═══ SUPPLIED MATERIAL

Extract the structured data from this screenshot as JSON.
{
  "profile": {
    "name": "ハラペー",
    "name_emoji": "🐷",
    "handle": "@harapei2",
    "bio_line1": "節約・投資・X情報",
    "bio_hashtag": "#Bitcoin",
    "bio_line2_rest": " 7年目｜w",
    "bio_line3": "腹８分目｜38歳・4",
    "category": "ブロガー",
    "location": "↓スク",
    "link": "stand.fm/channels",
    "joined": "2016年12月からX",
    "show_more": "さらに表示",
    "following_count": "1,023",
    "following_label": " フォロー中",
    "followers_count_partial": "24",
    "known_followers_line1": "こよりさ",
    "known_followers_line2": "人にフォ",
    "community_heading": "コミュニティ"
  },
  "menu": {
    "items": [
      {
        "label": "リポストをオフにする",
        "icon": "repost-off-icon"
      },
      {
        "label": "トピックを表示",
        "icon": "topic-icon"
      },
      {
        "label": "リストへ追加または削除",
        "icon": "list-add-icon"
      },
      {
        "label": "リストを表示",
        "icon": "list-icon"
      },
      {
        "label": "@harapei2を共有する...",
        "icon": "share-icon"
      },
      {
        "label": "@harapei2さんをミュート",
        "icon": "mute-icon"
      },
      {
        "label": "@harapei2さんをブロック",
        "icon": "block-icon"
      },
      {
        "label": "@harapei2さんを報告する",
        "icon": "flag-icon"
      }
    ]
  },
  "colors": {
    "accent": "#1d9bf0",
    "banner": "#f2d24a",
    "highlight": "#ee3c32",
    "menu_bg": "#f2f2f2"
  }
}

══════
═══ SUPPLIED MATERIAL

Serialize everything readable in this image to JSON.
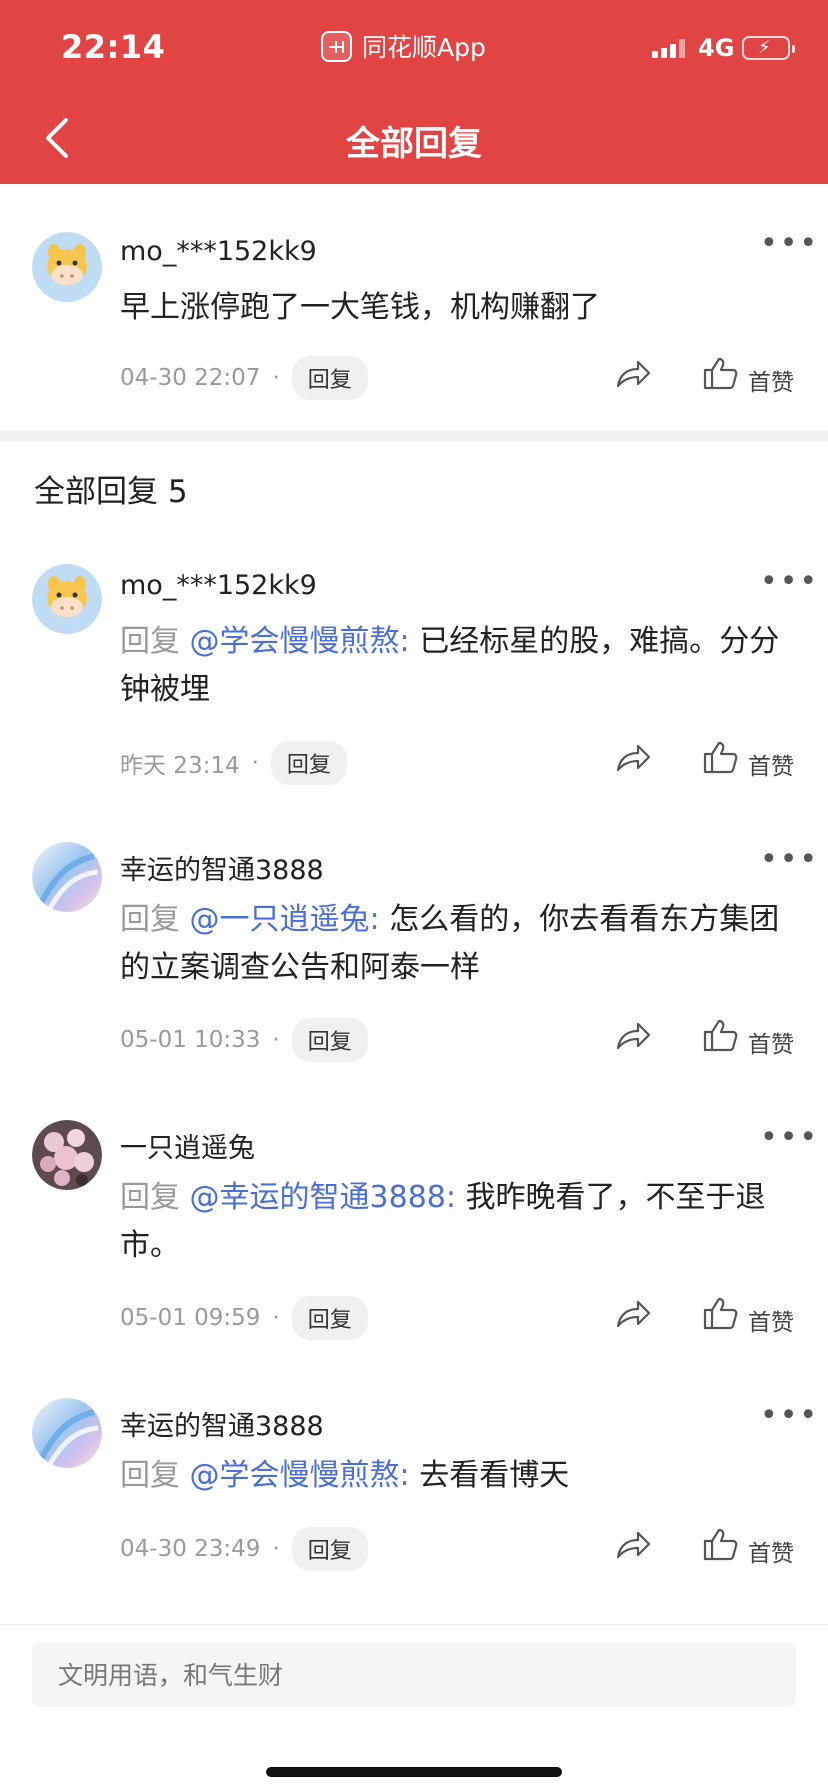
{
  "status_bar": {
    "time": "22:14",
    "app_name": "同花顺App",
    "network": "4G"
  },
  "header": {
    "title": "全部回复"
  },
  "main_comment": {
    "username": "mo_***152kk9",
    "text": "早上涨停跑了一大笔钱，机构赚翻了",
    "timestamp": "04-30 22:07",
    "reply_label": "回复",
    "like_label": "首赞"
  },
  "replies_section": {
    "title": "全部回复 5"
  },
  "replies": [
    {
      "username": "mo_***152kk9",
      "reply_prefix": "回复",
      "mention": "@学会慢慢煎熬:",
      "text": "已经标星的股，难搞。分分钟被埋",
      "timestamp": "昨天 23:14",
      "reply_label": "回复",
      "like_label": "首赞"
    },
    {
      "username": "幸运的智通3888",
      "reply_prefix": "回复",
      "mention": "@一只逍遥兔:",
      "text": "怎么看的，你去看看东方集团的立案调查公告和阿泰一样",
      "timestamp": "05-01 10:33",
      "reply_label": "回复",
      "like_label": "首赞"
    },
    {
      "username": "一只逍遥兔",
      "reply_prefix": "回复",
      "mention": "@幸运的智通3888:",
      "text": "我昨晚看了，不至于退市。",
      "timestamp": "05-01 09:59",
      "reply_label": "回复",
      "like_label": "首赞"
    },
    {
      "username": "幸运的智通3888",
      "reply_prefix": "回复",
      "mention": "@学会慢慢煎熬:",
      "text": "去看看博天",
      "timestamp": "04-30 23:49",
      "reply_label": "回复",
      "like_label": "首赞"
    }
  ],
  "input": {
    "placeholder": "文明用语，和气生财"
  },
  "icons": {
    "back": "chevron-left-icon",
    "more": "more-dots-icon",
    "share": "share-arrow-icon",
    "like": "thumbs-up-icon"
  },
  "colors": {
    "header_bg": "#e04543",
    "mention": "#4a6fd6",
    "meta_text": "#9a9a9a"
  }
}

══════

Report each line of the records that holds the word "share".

EXPECTED OUTPUT =>
        "icon": "share-icon"
    "share": "share-arrow-icon",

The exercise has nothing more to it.